Wherever the string "Group" shows up in the material below, copy that line.

--- Information provided ---

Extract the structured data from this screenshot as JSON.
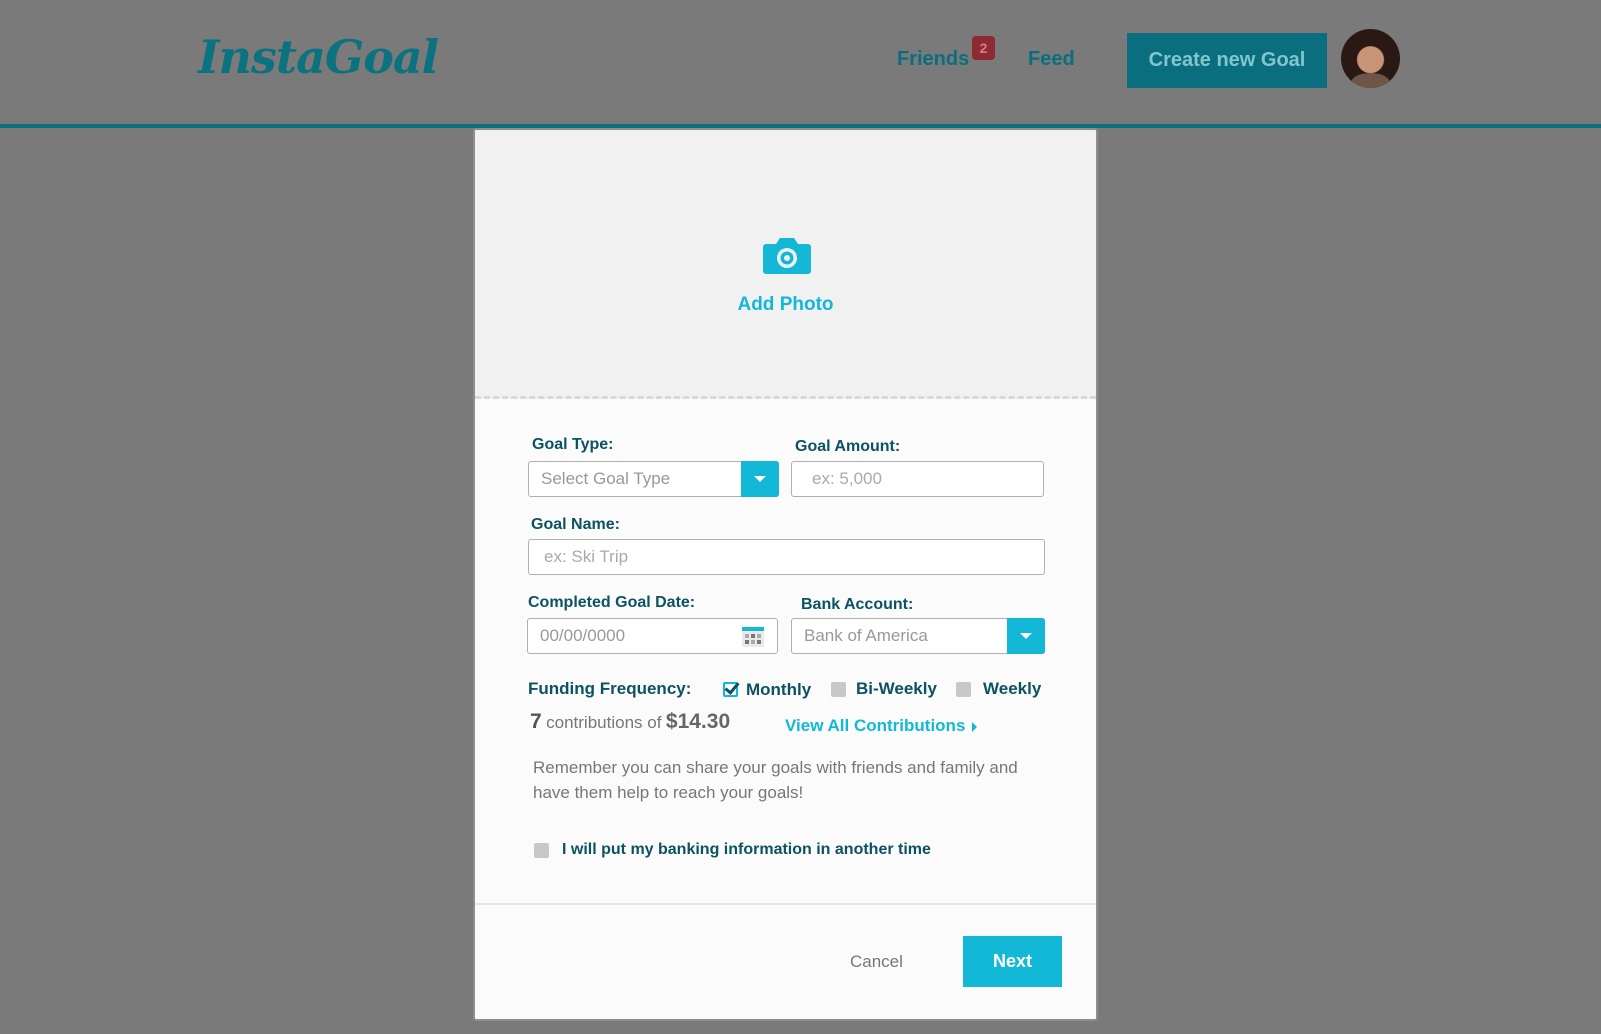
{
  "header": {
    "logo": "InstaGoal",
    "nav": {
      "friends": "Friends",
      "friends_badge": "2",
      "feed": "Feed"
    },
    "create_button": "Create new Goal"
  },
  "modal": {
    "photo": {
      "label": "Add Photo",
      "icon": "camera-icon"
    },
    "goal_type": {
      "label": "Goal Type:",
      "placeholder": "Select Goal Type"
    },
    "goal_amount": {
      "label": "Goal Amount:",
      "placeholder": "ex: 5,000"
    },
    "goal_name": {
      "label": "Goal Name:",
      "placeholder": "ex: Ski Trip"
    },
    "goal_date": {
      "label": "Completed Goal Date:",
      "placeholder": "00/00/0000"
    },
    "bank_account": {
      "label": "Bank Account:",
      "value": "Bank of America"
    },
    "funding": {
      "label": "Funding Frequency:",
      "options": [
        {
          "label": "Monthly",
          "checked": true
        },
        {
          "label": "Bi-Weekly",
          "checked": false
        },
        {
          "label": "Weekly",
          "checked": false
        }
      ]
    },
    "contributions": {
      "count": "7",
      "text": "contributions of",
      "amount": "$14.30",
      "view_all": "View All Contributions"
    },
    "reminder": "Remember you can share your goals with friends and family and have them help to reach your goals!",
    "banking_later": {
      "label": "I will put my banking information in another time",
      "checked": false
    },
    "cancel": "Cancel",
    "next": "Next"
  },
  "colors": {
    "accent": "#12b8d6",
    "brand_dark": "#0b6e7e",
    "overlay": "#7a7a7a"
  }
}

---
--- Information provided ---

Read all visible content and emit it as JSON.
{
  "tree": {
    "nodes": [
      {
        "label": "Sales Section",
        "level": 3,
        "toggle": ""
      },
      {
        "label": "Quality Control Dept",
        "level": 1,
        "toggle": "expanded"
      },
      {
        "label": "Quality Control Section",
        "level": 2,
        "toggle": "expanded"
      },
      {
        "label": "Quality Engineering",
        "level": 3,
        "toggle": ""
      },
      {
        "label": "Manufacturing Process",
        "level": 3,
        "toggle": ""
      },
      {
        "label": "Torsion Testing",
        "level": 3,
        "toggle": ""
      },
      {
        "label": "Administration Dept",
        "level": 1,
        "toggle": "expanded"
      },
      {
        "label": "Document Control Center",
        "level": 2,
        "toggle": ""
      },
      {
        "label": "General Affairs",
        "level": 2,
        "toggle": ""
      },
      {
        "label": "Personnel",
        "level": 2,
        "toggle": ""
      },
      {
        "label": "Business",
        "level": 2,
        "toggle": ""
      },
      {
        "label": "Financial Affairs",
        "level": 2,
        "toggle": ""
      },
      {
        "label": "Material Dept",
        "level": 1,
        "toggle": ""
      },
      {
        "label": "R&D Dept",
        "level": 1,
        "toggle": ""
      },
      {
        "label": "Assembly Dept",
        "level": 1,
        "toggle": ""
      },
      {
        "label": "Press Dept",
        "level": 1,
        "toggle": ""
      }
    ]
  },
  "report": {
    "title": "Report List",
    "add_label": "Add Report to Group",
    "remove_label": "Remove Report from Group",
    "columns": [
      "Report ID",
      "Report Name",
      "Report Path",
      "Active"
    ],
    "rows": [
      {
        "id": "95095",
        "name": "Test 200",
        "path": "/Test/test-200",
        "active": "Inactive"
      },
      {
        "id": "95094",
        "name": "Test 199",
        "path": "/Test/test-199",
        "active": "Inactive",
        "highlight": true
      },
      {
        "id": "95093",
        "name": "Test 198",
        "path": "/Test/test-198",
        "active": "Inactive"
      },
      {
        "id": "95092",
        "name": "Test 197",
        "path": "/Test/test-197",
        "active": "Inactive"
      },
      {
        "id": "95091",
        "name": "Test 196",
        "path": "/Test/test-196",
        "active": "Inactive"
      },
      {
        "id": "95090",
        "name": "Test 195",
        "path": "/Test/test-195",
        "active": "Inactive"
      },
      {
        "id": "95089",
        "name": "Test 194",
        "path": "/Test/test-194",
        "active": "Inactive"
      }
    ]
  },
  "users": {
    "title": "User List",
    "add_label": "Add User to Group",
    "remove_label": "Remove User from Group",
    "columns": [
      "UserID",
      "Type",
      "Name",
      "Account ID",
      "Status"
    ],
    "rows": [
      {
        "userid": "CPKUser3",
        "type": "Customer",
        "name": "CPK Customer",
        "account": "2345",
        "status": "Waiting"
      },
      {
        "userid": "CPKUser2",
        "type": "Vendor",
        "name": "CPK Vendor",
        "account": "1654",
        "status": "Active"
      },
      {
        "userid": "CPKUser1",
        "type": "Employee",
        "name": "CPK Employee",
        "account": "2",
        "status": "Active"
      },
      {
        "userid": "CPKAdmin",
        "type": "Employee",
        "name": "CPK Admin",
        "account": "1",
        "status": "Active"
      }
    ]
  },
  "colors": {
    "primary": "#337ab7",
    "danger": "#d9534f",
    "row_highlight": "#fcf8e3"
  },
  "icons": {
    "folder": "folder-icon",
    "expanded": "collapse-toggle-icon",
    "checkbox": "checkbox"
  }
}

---

*Exercise answer:*
    "add_label": "Add Report to Group",
    "remove_label": "Remove Report from Group",
    "add_label": "Add User to Group",
    "remove_label": "Remove User from Group",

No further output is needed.